At first glance, the title suggests that the Venerable One is being taken on one side to receive advice or admonition in his shell-like. In fact it is an instance of the rich and indeed reverential language at play in this collection which is full of atmosphere, marvels and profundities. The word ‘Word’ simultaneously evokes casual conversation and the Logos itself. The pronoun ‘with’ suggests that Bede and Curry (a nomenclature that suggests a comedy duo) are on equal terms, true companions.

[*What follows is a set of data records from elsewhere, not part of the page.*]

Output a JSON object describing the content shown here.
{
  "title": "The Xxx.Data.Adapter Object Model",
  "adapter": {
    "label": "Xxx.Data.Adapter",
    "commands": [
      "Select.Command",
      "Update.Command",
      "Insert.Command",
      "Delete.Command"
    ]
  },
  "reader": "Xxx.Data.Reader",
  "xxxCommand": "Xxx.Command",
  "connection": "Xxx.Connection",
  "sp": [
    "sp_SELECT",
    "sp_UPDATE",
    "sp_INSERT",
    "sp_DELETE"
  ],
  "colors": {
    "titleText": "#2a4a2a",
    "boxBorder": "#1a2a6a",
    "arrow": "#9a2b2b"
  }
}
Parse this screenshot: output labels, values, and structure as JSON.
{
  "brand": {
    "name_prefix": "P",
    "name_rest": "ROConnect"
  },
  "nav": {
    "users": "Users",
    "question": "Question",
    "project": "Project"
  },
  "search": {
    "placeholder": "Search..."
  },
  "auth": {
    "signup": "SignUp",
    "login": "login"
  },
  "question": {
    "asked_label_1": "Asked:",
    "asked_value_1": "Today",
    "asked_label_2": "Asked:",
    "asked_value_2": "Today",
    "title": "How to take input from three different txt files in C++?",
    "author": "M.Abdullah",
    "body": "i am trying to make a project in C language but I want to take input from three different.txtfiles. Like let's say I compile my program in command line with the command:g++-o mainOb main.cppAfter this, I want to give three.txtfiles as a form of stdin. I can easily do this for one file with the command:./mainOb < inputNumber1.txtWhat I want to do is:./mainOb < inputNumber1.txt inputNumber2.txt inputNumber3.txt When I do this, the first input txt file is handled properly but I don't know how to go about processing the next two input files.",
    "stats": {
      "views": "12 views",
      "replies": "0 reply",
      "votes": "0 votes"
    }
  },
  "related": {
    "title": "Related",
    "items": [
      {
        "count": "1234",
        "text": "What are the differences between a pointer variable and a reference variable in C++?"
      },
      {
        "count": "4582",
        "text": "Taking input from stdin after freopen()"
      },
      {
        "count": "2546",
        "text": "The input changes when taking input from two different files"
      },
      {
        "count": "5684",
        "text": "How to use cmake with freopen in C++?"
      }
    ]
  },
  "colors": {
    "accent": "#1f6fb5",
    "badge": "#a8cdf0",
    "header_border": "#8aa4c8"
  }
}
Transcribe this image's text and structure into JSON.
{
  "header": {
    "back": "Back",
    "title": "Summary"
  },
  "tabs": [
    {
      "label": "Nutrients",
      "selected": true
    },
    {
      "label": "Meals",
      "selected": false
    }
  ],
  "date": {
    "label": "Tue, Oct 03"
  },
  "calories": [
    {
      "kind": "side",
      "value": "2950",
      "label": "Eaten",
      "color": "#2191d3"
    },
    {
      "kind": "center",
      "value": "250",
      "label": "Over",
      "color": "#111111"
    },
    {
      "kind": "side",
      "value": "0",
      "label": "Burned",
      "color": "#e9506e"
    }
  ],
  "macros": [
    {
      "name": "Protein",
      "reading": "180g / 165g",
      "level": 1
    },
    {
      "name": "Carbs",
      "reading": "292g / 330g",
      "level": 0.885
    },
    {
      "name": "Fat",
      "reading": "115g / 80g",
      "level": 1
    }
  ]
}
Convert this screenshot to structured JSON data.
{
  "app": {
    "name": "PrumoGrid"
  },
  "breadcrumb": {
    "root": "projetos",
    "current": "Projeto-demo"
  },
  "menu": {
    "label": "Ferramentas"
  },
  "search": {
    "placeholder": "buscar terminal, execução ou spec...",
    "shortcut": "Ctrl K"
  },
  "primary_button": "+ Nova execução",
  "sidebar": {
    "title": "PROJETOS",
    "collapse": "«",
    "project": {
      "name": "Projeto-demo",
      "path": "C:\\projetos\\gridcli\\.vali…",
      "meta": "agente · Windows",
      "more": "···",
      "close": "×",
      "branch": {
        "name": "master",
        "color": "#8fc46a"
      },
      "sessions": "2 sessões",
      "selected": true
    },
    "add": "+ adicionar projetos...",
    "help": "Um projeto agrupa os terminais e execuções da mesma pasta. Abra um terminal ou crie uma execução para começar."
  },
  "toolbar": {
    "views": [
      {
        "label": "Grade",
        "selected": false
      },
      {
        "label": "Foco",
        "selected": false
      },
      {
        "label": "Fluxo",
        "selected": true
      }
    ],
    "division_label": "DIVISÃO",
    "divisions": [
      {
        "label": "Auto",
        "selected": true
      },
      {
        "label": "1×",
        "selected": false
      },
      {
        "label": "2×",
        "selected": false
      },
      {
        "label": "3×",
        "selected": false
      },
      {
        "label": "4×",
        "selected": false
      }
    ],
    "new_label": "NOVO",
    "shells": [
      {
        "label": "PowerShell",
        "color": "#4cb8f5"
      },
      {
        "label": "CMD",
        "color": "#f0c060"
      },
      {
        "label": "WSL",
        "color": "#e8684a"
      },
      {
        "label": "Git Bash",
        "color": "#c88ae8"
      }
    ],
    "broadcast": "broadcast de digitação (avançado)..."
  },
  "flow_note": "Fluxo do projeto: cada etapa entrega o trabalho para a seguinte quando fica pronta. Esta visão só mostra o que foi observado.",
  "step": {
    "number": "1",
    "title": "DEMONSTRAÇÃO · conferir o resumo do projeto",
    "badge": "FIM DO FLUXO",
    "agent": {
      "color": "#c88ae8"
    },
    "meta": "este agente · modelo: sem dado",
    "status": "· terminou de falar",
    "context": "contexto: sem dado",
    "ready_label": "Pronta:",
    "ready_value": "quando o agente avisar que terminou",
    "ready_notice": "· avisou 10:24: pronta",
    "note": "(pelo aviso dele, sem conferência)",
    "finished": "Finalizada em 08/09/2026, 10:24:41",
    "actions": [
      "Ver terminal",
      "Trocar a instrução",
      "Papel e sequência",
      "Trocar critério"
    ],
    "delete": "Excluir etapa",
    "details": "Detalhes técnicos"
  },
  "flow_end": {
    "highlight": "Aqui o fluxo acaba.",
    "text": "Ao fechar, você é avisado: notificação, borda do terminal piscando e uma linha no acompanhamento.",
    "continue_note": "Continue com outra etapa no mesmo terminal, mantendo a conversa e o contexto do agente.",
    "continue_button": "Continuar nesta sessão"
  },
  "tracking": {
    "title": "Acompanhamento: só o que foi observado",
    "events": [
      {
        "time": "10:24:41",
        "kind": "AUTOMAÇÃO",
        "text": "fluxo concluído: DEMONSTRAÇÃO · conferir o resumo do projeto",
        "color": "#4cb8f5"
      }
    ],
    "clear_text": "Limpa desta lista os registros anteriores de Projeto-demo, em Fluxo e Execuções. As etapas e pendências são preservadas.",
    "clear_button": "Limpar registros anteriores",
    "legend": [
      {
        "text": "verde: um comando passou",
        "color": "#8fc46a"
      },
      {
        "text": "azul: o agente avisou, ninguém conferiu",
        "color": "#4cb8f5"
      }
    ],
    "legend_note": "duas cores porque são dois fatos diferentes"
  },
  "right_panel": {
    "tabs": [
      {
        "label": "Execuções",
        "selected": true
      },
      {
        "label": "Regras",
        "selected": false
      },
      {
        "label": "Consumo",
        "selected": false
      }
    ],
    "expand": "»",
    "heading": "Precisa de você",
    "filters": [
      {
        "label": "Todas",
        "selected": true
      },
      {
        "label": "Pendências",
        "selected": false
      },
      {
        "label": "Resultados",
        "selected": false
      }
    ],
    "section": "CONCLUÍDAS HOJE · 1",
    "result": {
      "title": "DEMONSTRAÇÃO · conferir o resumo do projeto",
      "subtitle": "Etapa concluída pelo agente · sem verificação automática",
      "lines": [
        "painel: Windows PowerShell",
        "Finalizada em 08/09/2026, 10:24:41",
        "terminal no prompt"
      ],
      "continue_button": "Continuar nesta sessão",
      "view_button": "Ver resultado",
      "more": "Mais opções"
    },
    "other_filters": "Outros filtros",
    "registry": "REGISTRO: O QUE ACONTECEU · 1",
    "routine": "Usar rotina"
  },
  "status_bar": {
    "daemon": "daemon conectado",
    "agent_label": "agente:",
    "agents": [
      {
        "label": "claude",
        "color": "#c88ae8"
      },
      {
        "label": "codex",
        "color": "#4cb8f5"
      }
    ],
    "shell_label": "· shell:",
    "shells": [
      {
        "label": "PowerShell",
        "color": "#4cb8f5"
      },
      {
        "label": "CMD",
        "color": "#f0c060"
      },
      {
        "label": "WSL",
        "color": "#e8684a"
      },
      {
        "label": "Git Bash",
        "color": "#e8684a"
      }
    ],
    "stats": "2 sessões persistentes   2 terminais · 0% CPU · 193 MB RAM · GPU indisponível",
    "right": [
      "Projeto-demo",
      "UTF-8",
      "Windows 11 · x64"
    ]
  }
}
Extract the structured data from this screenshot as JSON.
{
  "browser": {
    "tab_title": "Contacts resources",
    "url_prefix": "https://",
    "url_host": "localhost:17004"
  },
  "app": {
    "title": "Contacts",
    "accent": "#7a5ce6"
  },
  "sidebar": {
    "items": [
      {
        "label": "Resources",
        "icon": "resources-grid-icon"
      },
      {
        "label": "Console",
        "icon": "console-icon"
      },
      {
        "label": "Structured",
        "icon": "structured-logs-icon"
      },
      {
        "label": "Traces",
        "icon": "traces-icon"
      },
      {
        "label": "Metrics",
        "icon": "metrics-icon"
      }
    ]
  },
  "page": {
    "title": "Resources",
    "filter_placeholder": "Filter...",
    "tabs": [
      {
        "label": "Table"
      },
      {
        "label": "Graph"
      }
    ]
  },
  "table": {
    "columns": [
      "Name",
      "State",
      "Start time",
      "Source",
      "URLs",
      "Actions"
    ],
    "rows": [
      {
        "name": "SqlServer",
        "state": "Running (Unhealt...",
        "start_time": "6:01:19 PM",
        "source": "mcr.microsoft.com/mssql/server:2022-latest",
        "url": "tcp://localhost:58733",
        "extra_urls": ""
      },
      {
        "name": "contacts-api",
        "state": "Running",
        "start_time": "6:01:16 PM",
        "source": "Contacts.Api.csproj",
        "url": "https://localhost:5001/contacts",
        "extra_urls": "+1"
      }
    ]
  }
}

Among others receiving a mention in this meditation on past and present are St Ceolfrith, who looked after Bede from the age of seven, St Hilda of Whitby and Caedmon, regarded as the first English poet, his song a song of creation. Even the Vikings make a brief if bloody appearance, ‘like wolves they tore and slaughtered.’ The assonance nearly bringing those two verbs together is at variance with the frenzied dismemberment of the monks' bodies. This may seem a trivial, even pedantic point, but it touches on one of the main themes of the volume, ‘the fluidity of things,’ how everything is interlinked. This comes across strongly in ‘St Cuthbert’s Beads’ where fossils become beads on a rosary, the scientific and the spiritual meeting in a perfect circle. Another poem, ‘And with a Feather,’ is the most perfect expression of the unity at the heart of things. It is the verbal equivalent of the repeating patterns of Celtic art which have no beginning and no end.
These poems touch not just on history but something deeper, the time of solitude and silence which stretches from the desert to the edge of the expanding cosmos. Every page contains a verbal gem. It is a kind of holy book, not exactly an illuminated manuscript but a source of light nonetheless.
Gary Day is a retired English lecturer and the author of several critical works including Literary Criticism: A New History and The Story of Drama. His debut poetry collection, The Glass Roof Falls as Rain, published by Holland Press, is due out in February